**How to complete this task**
Where a line holds the word "Manage", copy that line from the data below.

[Recorded data]
---+---

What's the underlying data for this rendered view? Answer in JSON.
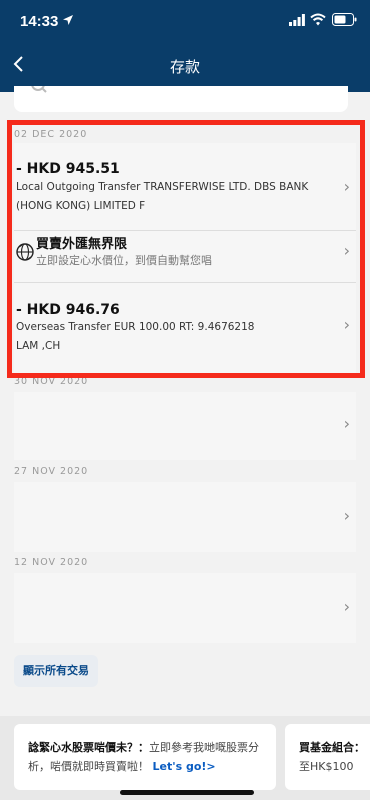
{
  "status_bar": {
    "time": "14:33"
  },
  "header": {
    "title": "存款"
  },
  "groups": [
    {
      "date": "02 DEC 2020",
      "transactions": [
        {
          "amount": "- HKD 945.51",
          "desc_line1": "Local Outgoing Transfer TRANSFERWISE LTD. DBS BANK",
          "desc_line2": "(HONG KONG) LIMITED F"
        },
        {
          "amount": "- HKD 946.76",
          "desc_line1": "Overseas Transfer EUR 100.00 RT: 9.4676218",
          "desc_line2": "LAM ,CH"
        }
      ],
      "promo": {
        "title": "買賣外匯無界限",
        "subtitle": "立即設定心水價位，到價自動幫您唱"
      }
    },
    {
      "date": "30 NOV 2020"
    },
    {
      "date": "27 NOV 2020"
    },
    {
      "date": "12 NOV 2020"
    }
  ],
  "show_all_label": "顯示所有交易",
  "promos": [
    {
      "bold": "諗緊心水股票啱價未？：",
      "text": "立即參考我哋嘅股票分析，啱價就即時買賣啦！",
      "link": "Let's go!>"
    },
    {
      "bold": "買基金組合：",
      "text": "至HK$100"
    }
  ],
  "colors": {
    "header_bg": "#0a3d69",
    "highlight": "#f52b1c",
    "link": "#0a5cc1"
  }
}
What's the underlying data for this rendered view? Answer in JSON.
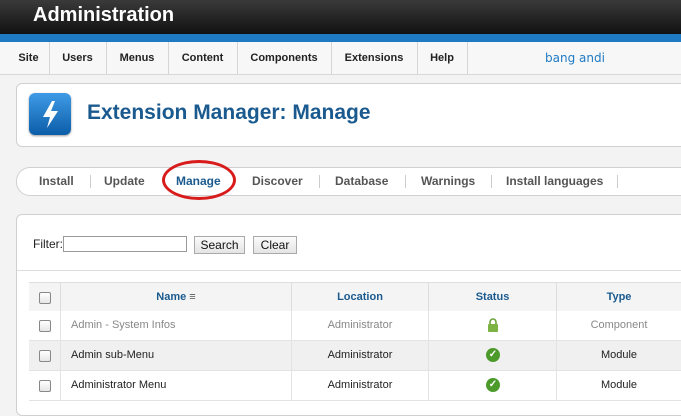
{
  "app": {
    "title": "Administration"
  },
  "menu": {
    "items": [
      "Site",
      "Users",
      "Menus",
      "Content",
      "Components",
      "Extensions",
      "Help"
    ],
    "user": "bang andi"
  },
  "header": {
    "title": "Extension Manager: Manage",
    "icon": "lightning-icon"
  },
  "subnav": {
    "items": [
      "Install",
      "Update",
      "Manage",
      "Discover",
      "Database",
      "Warnings",
      "Install languages"
    ],
    "active": "Manage"
  },
  "filter": {
    "label": "Filter:",
    "value": "",
    "search_label": "Search",
    "clear_label": "Clear"
  },
  "table": {
    "columns": [
      "Name",
      "Location",
      "Status",
      "Type"
    ],
    "rows": [
      {
        "name": "Admin - System Infos",
        "location": "Administrator",
        "status": "protected",
        "type": "Component"
      },
      {
        "name": "Admin sub-Menu",
        "location": "Administrator",
        "status": "enabled",
        "type": "Module"
      },
      {
        "name": "Administrator Menu",
        "location": "Administrator",
        "status": "enabled",
        "type": "Module"
      }
    ]
  },
  "colors": {
    "accent": "#1f7ac4",
    "title": "#1b5a8f",
    "highlight_circle": "#d81b1b",
    "enabled": "#4c9a2a",
    "protected": "#7cb342"
  }
}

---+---

**Exercise solution**
    "title": "Extension Manager: Manage",
      "Manage",
    "active": "Manage"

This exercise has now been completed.